-- Opening Marker --
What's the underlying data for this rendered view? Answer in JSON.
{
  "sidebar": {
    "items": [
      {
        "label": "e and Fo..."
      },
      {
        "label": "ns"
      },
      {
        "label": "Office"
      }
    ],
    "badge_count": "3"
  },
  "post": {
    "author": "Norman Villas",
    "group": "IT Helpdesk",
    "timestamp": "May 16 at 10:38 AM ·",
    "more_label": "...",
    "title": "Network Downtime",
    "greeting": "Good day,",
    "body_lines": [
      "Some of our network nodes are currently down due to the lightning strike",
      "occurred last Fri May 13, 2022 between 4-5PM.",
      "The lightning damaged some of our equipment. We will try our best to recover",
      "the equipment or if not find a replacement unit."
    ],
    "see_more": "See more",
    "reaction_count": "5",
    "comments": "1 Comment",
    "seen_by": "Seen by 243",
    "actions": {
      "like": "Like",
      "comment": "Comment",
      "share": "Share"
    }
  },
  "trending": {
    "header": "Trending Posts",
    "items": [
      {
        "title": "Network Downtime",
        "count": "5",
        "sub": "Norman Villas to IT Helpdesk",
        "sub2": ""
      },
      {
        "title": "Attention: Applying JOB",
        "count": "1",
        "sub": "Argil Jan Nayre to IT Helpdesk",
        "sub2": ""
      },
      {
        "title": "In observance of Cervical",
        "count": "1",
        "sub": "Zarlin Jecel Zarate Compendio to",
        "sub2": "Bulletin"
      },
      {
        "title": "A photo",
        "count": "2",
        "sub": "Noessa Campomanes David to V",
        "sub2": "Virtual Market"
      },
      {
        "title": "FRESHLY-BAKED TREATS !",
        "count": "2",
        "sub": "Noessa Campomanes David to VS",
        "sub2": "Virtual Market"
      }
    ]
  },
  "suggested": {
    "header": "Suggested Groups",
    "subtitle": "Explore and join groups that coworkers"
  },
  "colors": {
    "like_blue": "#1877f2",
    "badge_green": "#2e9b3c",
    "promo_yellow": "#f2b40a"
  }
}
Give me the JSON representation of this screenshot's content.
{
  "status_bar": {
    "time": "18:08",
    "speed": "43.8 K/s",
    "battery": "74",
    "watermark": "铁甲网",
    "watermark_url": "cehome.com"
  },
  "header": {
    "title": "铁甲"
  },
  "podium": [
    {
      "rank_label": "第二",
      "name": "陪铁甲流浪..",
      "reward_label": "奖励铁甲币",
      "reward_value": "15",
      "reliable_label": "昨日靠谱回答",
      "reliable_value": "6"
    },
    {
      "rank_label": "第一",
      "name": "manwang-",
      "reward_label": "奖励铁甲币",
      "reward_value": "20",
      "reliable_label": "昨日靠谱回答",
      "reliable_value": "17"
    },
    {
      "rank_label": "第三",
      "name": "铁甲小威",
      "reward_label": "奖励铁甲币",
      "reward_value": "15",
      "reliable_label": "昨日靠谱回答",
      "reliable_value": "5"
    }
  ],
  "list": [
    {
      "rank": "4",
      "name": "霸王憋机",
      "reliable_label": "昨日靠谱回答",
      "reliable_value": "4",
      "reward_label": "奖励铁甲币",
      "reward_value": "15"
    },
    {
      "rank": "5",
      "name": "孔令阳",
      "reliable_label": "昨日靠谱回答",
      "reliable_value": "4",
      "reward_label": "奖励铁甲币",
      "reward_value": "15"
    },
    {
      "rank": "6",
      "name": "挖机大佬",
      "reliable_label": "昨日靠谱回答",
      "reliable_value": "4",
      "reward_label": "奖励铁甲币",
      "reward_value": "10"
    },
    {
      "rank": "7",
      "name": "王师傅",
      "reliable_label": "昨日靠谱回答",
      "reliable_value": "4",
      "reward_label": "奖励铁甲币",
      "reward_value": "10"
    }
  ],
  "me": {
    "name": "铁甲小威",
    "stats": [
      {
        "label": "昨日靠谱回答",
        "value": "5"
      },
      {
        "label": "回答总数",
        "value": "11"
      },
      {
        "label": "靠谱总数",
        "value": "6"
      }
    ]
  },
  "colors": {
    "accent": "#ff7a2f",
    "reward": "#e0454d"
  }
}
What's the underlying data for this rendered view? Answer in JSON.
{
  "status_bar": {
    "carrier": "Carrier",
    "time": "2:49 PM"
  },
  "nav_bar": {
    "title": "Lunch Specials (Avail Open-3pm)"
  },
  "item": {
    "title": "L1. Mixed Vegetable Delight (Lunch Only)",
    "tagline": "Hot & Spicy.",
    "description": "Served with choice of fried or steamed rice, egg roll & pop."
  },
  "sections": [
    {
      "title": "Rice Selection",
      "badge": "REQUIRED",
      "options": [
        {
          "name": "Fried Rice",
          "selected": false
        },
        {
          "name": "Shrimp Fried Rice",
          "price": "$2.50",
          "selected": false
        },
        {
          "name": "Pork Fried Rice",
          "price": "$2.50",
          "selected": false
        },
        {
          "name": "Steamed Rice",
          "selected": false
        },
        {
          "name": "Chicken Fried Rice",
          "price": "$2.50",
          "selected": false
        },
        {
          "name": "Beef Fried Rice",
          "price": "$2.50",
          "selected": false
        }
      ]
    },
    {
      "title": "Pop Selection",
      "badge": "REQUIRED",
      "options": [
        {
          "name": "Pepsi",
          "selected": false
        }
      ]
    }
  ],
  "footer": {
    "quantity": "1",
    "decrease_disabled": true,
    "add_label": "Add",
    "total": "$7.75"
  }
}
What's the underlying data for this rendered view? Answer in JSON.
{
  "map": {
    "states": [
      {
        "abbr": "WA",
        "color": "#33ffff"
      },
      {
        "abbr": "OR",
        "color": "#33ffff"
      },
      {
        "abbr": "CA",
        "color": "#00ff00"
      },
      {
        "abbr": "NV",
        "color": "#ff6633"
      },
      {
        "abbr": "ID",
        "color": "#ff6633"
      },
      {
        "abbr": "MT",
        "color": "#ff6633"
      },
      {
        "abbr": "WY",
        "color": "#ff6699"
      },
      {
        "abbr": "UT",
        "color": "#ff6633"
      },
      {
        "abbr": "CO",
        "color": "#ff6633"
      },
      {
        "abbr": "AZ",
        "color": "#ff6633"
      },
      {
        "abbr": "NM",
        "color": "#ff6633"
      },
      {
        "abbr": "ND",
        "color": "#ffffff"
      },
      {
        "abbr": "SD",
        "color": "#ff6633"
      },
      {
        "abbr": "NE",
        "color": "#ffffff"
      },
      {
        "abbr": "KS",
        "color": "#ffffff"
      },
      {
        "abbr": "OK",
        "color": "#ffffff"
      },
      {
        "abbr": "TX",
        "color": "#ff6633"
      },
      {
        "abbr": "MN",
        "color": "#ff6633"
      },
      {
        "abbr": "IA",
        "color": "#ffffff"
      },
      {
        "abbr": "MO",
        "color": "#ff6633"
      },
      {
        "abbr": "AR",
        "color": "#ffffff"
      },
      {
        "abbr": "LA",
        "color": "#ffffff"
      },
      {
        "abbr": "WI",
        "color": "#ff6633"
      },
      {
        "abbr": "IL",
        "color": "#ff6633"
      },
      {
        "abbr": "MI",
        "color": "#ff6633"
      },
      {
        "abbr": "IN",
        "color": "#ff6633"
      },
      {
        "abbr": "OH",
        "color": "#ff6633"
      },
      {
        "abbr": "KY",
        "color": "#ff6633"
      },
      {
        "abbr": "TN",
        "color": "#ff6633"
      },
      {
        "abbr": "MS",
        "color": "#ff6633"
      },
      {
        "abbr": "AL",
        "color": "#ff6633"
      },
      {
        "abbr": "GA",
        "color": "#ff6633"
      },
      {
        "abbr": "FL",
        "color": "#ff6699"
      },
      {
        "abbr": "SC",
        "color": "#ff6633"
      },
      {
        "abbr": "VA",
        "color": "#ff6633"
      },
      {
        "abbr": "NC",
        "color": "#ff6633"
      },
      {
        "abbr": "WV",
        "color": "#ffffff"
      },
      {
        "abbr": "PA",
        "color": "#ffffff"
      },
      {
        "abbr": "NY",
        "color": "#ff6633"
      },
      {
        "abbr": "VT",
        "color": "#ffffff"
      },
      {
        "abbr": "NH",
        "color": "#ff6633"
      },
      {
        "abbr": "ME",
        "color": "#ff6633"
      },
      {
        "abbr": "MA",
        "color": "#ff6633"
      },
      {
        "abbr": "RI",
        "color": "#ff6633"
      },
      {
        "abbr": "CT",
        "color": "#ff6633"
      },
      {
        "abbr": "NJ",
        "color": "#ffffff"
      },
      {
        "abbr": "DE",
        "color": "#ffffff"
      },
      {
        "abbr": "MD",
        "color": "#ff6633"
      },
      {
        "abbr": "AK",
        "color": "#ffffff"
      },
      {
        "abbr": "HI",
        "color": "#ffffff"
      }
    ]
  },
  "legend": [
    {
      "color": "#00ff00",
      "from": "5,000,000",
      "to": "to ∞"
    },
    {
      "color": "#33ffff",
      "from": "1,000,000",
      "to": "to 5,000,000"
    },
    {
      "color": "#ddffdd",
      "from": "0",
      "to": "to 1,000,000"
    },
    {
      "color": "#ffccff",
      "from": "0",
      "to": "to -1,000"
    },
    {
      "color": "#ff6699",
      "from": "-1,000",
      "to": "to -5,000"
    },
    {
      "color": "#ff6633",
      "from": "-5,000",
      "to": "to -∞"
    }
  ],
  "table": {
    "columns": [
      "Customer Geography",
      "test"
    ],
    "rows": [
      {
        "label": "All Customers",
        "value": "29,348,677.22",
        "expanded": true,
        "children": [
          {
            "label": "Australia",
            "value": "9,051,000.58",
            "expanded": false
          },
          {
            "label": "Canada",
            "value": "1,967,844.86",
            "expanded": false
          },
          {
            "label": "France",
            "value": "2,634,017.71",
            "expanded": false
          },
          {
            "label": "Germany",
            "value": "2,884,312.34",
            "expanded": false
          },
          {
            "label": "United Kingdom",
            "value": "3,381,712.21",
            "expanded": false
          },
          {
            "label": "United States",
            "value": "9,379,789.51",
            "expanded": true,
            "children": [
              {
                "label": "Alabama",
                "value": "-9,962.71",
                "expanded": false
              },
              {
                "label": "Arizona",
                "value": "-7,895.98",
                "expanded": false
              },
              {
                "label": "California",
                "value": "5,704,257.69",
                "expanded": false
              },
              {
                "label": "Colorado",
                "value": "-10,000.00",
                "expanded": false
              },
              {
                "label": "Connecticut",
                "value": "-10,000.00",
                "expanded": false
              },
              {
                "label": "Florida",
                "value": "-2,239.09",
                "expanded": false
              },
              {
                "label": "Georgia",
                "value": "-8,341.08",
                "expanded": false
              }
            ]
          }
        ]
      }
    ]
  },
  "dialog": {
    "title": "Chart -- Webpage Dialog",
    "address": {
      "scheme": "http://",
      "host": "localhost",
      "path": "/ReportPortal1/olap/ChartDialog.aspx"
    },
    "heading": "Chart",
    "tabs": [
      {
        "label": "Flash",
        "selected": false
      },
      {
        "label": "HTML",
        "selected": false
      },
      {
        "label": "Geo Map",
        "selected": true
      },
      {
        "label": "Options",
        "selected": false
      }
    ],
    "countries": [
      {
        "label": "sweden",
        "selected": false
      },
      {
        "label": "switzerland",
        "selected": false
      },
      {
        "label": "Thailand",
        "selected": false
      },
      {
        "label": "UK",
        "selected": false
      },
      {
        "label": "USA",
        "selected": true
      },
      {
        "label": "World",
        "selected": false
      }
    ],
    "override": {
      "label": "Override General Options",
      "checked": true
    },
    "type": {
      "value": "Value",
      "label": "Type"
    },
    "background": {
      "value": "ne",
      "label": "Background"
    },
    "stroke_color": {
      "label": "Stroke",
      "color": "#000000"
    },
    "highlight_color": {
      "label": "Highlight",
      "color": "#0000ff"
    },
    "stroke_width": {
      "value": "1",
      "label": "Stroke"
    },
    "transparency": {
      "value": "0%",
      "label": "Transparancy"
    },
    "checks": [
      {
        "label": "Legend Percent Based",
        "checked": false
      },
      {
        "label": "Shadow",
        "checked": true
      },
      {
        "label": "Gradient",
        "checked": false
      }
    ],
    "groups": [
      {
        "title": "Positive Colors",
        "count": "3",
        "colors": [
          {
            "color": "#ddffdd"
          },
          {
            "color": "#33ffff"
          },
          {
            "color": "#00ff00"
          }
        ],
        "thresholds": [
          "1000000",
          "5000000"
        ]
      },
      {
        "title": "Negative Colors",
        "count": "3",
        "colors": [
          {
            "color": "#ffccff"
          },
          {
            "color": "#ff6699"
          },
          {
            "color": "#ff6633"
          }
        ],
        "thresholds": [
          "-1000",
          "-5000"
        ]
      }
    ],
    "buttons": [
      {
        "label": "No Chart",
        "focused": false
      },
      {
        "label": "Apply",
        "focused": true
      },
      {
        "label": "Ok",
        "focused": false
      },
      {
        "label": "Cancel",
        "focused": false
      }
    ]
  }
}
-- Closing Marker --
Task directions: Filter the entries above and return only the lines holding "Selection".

Result:
      "title": "Rice Selection",
      "title": "Pop Selection",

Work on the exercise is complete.